Cory Sullivan Quietly Gets The Job Done

April 18, 2000

Gold Rush Front Page

By Jay Reddick

You can tell a lot about athletes from the players they look up to. Tim Duncan, one of the best passing big men that ACC basketball has ever seen, enjoyed watching Magic Johnson. Alisha Mosley, the women's basketball team's scoring lead guard, calls Dawn Staley, a player with similar strengths, her favorite sports figure.

And Cory Sullivan, the Deacons' junior centerfielder, always idolized Shawon Dunston, who played many years with the Cubs and plays in St. Louis now.

The two don't seem so similar...until Sullivan explains.

"Dunston was not a blue-chip player," Sullivan said. "He was always an underdog. But he had a cannon for an arm and was good all-around."

That's Sullivan in a nutshell. The player has made his living playing well but staying clear of the spotlight since he was an honorable mention All-American at North Allegheny High School in Pittsburgh.

First, he went to Cypress Junior College in California, best known to Deacon fans as the alma mater of 1999 centerfielder Scott Daeley. He had an outstanding career there, earning junior college All-America honors last season after hitting .429.

But when he came to Wake Forest, Sullivan was just one of several new faces in the starting lineup for the two-time defending ACC champions. Some called him the next Daeley, but he shrugged those comparisons off.

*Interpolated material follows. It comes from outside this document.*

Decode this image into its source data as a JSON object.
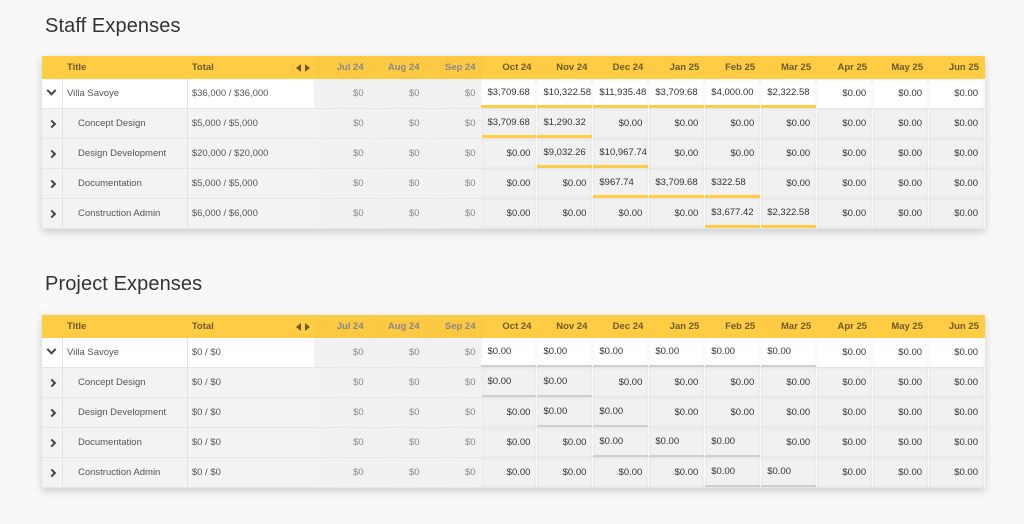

"That just made me work harder and push a little more to step out of that shadow and show more of what kind of individual I am," Sullivan said.

He's done that, batting .381 through March 30.

But Sullivan still shuns the spotlight.

"I just get on base and score runs," Sullivan said. "Everybody's doing a great job now, including those driving me in. I don't think it's me, it's them."

Deacon coach George Greer says Sullivan has played a big part in the team's success so far this season.

"Cory has given more to this team than I thought he would," Greer said. "He's got experience, knowledge, all the basic skills and good leadership qualities in the outfield. And he keeps improving his game all the time."

Sullivan credits his Little League coach with teaching him the finer points of baseball after his family moved to Pittsburgh from Chicago when Cory was 10.

"My dad taught me at home, and then Bob Luthultz coached me for seven summers in Little League," Sullivan said. "He taught me all the fundamentals. He wasn't just my coach, we were best friends, and that made it even more special."

Sullivan then went to Cypress to prepare himself for baseball at the Division I level. And once recruiting started, the decision to attend Wake Forest was sort of made at a breakfast table in Winston-Salem.

"I came on my visit during the weekend of the Virginia Tech series last year," Sullivan said, "and I was really impressed with the camaraderie of the whole team. They were all real close, they ate breakfast together every morning, and I really liked that."

As it turned out, Sullivan fit in with the team very well.

"Coming to summer school helped," he said. "There were five or six guys here for that, and I got close with them. From there, it was easy to work my way in."

Fitting in on the field has been even less of a struggle. Sullivan stepped right into the roles as starting centerfielder and leadoff man that Daeley inhabited last season. Even though he's a different kind of player, his presence has provided a kind of continuity.

And the great thing is, he's still getting better.

"Since I've gotten here, I've really learned to hit the inside pitch," Sullivan said. "I came here as a backside hitter, which I've done well with, but I learned I couldn't be a complete hitter that way. So coach Greer has taught me to hit the inside pitch a lot better."

Hopefully, his improvement will mean an improvement for the Deacs in the postseason.

"The guys stressed the tradition we've made the last couple of years when I got here," Sullivan said. "But even more than that, they stressed the next step. Even more than ACC, more than super-regionals, we're focused on getting to the College World Series."

Maybe this is the year for underdogs like Sullivan and the Deacons. After all, Dunston hit a home run in his first at-bat of the season.

So maybe Sullivan will finally get the spotlight he deserves.